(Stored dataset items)

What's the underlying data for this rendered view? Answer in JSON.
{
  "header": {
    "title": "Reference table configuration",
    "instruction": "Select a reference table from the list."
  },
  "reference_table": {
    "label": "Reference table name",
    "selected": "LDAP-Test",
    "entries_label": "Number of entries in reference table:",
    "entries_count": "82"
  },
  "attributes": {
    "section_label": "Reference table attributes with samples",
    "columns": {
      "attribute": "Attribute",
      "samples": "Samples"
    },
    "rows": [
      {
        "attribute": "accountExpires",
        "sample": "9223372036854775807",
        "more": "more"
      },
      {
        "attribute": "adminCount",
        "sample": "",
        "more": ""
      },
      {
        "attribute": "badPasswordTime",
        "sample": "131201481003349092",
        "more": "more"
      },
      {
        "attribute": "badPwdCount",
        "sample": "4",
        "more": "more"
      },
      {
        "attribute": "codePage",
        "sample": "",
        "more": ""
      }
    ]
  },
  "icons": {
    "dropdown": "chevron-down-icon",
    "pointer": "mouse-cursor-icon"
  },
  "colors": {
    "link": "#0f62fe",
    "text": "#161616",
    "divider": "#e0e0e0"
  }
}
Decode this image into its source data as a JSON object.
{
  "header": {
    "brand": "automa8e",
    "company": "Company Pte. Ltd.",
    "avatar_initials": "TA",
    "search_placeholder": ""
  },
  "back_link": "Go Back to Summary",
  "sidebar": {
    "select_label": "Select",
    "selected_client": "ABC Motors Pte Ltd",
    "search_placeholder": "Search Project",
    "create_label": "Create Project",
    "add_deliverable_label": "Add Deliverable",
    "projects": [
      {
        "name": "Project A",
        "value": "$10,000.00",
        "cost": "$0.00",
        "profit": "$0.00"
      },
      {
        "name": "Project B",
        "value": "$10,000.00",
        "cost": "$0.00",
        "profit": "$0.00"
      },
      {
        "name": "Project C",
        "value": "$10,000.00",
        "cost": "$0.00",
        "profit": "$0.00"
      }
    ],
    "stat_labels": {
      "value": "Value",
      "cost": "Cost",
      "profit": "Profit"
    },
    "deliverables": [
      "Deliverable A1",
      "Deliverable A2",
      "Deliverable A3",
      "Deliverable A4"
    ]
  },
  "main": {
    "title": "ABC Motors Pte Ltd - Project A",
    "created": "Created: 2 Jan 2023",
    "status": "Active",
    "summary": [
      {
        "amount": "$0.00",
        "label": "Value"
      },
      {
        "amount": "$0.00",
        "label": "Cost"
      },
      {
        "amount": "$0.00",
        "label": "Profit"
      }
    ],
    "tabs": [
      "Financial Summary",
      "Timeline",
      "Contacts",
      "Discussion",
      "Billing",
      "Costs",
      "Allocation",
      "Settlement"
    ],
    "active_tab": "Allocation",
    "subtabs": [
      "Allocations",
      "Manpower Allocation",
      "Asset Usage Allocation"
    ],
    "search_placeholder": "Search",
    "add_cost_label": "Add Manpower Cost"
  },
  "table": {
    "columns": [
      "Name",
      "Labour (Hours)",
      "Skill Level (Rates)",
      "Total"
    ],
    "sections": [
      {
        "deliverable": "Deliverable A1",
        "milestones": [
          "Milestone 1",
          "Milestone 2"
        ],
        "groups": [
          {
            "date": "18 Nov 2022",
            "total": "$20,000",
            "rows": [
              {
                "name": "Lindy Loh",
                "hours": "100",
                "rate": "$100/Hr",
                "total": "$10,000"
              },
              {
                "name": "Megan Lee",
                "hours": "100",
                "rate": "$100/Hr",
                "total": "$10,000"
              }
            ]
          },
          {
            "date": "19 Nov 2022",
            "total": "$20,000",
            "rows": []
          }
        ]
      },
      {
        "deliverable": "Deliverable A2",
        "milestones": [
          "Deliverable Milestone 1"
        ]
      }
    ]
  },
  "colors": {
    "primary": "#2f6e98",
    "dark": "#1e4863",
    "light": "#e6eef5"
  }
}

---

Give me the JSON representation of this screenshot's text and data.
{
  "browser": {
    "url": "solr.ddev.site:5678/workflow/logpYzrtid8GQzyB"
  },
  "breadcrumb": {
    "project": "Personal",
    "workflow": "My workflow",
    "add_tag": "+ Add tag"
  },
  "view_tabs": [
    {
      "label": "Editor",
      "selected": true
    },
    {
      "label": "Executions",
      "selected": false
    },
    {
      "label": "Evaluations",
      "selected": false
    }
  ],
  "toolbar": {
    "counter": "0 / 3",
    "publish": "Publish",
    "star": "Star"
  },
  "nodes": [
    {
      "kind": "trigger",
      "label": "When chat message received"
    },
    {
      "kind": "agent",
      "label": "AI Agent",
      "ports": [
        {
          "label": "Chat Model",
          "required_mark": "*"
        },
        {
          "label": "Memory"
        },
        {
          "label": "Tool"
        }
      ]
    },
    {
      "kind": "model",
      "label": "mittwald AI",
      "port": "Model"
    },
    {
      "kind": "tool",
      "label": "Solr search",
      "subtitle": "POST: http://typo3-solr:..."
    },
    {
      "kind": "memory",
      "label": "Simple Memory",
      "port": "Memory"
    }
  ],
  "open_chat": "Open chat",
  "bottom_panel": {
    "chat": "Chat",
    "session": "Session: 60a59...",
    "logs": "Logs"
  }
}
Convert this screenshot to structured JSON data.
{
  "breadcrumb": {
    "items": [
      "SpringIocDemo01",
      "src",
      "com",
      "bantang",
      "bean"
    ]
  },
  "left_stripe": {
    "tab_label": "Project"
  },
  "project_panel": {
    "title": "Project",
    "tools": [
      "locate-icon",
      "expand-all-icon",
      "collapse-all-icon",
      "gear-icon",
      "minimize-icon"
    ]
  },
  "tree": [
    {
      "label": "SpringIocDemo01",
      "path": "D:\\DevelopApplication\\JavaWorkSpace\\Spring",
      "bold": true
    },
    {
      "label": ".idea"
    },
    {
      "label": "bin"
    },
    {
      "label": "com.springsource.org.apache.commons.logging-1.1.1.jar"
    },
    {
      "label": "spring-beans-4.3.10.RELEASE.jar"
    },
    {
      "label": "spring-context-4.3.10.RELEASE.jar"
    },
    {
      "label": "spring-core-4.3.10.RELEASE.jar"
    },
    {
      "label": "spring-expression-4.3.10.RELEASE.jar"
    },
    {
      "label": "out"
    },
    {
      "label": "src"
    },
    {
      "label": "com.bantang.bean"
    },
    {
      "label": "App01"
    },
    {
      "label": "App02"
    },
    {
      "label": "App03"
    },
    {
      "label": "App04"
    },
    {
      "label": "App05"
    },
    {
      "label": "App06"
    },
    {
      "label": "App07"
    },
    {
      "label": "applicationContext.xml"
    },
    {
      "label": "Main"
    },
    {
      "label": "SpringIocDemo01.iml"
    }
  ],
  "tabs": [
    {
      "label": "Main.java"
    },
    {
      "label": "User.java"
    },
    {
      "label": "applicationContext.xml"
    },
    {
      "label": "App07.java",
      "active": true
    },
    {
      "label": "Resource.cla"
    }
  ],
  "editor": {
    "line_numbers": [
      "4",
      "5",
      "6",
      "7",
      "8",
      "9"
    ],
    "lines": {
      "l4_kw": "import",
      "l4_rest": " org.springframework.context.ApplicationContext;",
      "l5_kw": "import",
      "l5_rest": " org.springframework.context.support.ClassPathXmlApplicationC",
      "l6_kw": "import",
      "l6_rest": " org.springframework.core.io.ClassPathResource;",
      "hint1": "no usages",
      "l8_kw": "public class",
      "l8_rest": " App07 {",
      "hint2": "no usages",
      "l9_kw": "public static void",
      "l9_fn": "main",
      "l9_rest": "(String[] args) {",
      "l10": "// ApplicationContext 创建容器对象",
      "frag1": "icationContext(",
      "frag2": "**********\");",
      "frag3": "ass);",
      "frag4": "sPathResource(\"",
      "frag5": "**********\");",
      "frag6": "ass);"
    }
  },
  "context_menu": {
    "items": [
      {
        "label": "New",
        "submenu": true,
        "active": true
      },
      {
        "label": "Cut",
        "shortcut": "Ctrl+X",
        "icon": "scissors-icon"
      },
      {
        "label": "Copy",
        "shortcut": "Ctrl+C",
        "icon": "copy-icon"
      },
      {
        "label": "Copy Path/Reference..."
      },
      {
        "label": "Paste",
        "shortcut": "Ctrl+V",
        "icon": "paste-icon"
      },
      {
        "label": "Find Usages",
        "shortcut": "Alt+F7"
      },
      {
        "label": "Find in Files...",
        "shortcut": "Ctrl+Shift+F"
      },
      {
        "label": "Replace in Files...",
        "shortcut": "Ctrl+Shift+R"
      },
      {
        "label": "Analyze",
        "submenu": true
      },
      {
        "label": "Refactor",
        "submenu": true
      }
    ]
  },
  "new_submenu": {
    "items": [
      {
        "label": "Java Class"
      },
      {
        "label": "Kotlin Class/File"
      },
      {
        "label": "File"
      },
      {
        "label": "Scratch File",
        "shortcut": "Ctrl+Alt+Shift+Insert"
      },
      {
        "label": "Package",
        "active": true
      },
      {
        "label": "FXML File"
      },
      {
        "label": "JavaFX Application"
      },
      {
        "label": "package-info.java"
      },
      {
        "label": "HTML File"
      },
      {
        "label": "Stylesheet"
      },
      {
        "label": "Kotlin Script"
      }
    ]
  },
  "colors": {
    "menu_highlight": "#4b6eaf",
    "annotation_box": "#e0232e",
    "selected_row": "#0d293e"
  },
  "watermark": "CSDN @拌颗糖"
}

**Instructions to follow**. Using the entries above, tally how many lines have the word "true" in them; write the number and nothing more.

**Result**. 8